Facebook on Tuesday announced the launch of Facebook Pay, a new online payment system for “a convenient, secure and consistent payment experience” across the…
The mid-morning session (dubbed “The Power of the Unseen”) of Wired 2013 kicked off with a rousing performance from TED alumni and cyber-illusionist, Marco Tempest with the MIT Media Lab.
As predicted, he impressed the crowd with his theatrical performance and explanation of why he does what he does — augmented reality, projection mapping system that he calls a storytelling tool. After this is delved into how the system works and ended with a new performance around card-sharping.
The takeaway: It has to be seen to be truly understand the captivating method but nothing — in this day and age — has to be what it seems.
Second up was Oren Yakobovich, who works for Videre (“seeing is believing”), a fascinating research company that whistle-blows on injustice happening around the world. A moving (often unsettling) talk about his experiences from being a soldier to becoming a documentary maker. Today he and a collection of others help regular people document corruption and human right violations through camcorders and other methods.

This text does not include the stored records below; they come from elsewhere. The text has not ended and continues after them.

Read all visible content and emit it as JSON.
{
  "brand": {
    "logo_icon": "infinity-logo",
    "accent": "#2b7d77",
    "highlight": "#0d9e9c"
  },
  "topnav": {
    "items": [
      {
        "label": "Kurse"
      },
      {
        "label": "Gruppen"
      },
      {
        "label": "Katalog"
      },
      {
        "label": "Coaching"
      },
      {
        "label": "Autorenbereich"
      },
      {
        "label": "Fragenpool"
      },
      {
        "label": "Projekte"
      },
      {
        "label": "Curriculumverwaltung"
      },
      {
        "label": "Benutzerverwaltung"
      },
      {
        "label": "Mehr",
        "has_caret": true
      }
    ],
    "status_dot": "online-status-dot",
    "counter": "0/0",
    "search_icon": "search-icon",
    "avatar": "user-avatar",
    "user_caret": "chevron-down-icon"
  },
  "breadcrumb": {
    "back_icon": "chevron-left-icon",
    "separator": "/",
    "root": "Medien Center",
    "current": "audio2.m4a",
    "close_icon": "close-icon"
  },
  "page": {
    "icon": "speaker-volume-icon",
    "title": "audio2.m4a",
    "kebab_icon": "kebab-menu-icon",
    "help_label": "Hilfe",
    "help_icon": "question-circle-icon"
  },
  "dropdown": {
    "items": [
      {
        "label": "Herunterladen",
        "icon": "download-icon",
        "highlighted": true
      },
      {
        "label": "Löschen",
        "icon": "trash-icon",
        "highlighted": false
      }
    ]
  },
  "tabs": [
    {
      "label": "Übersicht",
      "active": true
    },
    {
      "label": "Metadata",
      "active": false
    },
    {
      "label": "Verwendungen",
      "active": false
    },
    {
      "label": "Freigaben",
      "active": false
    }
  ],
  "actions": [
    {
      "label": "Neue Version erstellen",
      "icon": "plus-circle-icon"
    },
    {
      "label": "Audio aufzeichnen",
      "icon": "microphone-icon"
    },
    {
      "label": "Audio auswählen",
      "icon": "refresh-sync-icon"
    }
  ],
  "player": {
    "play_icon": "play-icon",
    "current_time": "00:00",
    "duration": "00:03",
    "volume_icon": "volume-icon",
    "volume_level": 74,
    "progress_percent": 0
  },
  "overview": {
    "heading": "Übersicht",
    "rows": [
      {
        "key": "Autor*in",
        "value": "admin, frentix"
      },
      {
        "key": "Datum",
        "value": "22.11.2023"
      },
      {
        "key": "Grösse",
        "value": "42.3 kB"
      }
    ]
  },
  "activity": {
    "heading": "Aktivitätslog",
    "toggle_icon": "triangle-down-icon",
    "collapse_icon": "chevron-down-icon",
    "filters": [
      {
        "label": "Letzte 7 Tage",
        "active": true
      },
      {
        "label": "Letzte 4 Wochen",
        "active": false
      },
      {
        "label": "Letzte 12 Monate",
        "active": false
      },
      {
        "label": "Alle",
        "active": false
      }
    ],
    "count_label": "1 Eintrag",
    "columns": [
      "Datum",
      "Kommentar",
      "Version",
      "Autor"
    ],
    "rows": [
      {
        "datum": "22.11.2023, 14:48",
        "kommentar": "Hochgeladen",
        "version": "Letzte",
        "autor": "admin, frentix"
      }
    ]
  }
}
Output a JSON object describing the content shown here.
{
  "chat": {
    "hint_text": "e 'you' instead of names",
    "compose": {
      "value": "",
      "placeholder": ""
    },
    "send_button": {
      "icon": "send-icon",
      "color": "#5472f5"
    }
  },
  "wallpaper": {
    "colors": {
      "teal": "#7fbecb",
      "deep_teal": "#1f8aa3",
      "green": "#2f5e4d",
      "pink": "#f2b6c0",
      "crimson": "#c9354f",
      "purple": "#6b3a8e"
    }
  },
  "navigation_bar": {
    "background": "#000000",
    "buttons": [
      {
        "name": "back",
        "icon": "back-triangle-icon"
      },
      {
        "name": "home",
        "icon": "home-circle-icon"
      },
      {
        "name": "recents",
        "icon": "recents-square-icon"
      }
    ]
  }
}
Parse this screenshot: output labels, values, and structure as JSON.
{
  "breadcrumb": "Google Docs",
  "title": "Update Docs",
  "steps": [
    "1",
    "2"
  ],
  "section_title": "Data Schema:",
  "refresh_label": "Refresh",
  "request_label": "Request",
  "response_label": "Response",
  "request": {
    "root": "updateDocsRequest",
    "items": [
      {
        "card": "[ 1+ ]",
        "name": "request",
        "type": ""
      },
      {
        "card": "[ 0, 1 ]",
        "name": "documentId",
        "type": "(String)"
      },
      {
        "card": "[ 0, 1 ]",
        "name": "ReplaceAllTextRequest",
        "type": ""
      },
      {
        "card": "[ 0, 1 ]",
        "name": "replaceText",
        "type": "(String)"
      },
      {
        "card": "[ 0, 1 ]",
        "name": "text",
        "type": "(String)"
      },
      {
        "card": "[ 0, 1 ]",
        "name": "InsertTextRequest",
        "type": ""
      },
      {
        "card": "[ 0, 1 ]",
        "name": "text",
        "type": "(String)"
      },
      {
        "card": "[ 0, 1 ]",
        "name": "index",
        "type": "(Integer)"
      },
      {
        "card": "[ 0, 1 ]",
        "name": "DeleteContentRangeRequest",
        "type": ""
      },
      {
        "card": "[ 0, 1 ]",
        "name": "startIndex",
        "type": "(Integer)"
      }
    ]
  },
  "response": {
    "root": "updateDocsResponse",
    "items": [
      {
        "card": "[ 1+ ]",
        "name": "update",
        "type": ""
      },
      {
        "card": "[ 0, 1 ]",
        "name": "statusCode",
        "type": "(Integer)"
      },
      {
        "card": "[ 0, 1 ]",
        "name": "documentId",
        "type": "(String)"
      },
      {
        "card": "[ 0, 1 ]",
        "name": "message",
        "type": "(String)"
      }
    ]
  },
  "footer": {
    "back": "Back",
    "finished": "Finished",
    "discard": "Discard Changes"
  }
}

Videre teaches people to film safely and covertly within things like clothes and key-rings. To date there are around 400 people helping Yakobovich that have has footage seen across hundreds of media outlets to not only create dialogue but drive real regime change. Clearly there is more to be done but it’s an impressive operation that is driving real changes in diabolical situations.
The takeaway: Physical worlds and technology will continue to collide when security is paramount. Videre still transport SIM cards in person in order to maximise the security of its videographers.
Closing the session was a fascinating talk by Jake Davis, an ex-member of Anonymous (known as Topiary) and LulzSec. Born in the Shetland Islands, Davis was an internet native from an early age. A school dropout, he was the pinnacle of what many might dub a “supernerd”.
It was here he found LulzSec and Anonymous where he fell in love with their power and reach. Speaking articulately and at times surprisingly humbly, Davis is clearly intelligent and yet displays a disbelief at some of the things he has just said. Regardless, his story is fascinating and his future is anything but certain but one thing is clear, it will be nothing if not interesting.
The takeaway: Understanding these niche individuals could be the key to understand bigger behavioural shifts needed that could see big real-world changes. Oh…and don’t use the same password everywhere.